### What the task asks
The expected answer comprises all lines from the entries that contain the string "TCMQTTPUB".

[Website and app data records]

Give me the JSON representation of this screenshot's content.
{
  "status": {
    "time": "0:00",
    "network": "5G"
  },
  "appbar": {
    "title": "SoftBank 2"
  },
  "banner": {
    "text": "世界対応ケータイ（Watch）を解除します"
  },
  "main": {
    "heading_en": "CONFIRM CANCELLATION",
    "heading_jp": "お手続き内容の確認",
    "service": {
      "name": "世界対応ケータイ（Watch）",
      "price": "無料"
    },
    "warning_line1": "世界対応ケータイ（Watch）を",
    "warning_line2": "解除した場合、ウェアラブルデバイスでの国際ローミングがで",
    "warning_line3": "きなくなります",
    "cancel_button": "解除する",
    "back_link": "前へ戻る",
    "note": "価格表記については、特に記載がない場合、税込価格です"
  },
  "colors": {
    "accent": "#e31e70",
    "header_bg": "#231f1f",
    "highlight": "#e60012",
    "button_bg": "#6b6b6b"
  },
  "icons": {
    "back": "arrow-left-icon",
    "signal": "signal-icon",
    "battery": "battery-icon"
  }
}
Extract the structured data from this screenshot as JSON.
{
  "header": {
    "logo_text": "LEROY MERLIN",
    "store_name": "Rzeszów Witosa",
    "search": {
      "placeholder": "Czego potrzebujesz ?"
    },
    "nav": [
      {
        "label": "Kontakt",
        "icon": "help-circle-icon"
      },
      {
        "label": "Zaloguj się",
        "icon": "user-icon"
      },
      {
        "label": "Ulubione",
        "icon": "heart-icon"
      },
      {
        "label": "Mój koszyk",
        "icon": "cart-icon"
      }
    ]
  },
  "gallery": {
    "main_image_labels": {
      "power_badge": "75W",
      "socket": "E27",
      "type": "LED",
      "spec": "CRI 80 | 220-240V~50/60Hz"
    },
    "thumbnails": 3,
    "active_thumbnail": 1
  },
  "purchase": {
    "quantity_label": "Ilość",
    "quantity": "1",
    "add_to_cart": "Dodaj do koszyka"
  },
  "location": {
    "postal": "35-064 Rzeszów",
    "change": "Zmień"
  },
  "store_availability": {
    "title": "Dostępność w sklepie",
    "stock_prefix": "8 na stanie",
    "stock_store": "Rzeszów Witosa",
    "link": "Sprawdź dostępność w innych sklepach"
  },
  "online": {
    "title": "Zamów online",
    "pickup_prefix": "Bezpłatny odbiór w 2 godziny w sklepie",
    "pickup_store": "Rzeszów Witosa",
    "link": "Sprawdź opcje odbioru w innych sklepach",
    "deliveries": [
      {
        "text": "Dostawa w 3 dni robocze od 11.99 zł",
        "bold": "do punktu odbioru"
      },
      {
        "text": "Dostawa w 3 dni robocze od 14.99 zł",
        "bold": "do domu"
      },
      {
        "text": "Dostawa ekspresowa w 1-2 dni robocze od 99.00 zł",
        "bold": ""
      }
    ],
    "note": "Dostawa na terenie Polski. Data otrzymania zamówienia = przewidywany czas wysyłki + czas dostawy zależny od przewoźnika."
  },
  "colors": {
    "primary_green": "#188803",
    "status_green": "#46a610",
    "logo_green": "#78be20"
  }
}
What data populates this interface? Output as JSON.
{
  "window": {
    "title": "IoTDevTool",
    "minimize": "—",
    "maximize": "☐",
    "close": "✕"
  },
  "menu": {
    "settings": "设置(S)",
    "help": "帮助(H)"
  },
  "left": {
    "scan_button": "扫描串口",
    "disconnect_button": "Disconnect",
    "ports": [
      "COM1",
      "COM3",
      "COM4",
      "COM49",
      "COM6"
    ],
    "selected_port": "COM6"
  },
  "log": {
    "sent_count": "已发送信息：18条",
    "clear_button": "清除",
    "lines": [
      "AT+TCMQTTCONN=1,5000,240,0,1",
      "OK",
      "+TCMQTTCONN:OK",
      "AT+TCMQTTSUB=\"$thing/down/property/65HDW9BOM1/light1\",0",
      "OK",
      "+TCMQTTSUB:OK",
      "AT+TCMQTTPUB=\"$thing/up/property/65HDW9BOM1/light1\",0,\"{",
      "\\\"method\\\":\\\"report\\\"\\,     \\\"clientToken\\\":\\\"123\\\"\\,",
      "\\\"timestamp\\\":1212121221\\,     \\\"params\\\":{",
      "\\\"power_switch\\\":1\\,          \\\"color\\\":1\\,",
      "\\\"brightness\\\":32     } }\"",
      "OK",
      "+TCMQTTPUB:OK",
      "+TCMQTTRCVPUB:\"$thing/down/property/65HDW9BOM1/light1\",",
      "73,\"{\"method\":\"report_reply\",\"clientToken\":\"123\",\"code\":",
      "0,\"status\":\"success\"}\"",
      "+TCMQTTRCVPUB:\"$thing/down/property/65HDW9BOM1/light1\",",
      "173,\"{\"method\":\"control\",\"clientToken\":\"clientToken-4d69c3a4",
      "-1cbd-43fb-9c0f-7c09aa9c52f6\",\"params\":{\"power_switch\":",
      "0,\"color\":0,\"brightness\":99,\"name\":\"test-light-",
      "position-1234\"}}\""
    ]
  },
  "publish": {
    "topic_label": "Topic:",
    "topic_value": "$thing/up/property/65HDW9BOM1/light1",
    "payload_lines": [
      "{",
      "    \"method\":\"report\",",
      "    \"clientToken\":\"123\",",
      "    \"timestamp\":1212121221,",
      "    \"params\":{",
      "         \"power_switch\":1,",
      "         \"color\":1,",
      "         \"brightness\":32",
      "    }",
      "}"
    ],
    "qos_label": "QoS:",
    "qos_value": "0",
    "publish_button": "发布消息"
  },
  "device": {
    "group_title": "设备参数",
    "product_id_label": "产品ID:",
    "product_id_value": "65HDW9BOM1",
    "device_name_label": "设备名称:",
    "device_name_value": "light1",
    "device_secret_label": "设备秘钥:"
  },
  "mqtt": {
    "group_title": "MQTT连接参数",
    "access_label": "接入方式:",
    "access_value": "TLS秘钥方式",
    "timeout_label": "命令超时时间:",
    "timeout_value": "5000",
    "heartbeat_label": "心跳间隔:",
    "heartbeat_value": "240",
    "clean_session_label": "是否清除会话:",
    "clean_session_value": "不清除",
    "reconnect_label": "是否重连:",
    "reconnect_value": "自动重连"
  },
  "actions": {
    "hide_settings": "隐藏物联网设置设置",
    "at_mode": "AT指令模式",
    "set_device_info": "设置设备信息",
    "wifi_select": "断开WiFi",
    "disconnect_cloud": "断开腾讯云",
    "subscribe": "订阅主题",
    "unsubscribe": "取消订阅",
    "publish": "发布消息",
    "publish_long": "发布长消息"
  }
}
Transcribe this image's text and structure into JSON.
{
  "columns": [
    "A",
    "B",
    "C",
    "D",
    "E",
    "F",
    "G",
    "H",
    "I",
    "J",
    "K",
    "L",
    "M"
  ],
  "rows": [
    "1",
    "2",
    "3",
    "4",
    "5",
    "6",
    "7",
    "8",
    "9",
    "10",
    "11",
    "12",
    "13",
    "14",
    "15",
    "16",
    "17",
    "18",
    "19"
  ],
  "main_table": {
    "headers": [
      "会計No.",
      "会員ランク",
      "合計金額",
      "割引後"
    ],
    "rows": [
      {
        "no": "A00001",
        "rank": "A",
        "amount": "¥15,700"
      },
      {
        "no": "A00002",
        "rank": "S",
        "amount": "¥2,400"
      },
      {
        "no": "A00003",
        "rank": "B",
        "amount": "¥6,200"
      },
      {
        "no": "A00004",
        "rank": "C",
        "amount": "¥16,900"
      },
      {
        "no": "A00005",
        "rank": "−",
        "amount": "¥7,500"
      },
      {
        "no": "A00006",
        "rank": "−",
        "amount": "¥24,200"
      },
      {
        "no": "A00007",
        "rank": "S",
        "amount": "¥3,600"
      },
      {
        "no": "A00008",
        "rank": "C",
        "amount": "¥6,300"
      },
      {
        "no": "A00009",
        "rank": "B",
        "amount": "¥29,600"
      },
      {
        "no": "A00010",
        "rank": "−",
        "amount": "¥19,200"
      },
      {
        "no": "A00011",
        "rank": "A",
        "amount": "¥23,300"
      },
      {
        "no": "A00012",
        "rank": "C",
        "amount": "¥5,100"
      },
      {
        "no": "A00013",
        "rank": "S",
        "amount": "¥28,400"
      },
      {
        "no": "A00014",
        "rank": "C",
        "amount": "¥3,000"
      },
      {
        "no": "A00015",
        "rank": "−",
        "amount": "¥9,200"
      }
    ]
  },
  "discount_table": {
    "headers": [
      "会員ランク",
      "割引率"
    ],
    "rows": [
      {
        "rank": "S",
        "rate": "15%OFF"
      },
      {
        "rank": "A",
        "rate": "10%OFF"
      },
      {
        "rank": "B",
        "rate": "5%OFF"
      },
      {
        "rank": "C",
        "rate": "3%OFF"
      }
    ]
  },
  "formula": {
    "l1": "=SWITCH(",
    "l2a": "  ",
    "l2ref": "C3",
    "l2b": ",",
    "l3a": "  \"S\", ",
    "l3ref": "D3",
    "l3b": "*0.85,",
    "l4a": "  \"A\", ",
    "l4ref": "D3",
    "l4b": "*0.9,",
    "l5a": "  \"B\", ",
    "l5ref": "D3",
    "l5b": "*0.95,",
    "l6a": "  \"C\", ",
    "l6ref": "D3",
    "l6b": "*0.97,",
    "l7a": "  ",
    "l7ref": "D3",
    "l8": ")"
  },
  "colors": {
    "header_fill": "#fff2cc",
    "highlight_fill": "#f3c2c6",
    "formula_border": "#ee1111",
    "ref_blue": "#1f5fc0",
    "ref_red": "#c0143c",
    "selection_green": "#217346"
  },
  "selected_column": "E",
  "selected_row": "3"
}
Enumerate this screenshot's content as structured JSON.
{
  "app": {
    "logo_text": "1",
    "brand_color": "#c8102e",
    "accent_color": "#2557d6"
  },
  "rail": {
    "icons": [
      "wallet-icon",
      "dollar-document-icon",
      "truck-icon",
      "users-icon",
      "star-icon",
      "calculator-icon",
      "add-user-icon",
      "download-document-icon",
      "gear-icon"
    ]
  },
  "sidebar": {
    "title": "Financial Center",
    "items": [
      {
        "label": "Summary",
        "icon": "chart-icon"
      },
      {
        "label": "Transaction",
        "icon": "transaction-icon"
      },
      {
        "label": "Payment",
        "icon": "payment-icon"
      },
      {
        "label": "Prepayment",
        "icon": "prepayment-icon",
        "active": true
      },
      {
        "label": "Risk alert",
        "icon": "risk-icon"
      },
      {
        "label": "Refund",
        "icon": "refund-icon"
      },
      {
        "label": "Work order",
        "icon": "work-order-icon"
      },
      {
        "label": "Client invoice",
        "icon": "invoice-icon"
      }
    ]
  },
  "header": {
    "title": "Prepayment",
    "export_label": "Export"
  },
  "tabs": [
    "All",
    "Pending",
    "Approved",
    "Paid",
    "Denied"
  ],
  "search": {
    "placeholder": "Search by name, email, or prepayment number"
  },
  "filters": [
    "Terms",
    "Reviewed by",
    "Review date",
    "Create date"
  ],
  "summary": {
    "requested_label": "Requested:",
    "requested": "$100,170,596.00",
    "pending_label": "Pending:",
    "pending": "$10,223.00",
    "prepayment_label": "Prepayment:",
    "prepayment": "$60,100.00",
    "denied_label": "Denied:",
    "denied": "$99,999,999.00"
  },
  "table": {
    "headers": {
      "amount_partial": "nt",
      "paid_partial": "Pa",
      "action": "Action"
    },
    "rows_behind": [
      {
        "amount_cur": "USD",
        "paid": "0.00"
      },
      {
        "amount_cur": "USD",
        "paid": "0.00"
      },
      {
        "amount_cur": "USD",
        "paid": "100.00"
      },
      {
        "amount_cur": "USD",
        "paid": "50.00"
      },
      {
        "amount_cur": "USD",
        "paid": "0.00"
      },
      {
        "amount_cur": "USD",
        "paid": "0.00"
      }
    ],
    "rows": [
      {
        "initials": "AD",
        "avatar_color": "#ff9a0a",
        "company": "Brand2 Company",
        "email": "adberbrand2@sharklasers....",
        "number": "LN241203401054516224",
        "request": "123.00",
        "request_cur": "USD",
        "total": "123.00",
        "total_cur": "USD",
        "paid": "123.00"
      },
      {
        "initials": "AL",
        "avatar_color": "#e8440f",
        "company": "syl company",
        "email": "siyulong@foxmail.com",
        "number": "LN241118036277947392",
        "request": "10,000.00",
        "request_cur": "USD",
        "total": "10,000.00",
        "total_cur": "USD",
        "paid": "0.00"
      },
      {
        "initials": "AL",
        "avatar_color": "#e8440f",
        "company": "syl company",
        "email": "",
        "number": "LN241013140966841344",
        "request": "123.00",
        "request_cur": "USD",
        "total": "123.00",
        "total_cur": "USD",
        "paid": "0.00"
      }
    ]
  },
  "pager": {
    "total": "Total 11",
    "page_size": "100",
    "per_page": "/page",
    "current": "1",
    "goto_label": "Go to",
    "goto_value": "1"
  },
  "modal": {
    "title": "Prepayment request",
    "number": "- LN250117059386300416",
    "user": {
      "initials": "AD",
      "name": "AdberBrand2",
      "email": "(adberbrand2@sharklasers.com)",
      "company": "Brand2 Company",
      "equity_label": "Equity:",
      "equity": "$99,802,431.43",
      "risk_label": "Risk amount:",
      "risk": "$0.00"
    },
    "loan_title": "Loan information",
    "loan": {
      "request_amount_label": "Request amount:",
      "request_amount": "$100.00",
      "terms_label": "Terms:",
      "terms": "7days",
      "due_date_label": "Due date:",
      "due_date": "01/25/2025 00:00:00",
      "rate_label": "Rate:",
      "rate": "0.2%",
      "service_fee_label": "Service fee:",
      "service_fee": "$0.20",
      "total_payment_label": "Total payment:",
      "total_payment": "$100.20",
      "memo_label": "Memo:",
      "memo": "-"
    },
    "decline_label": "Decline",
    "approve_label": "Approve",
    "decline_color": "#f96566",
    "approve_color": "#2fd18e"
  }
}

### Response for this exercise
      "AT+TCMQTTPUB=\"$thing/up/property/65HDW9BOM1/light1\",0,\"{",
      "+TCMQTTPUB:OK",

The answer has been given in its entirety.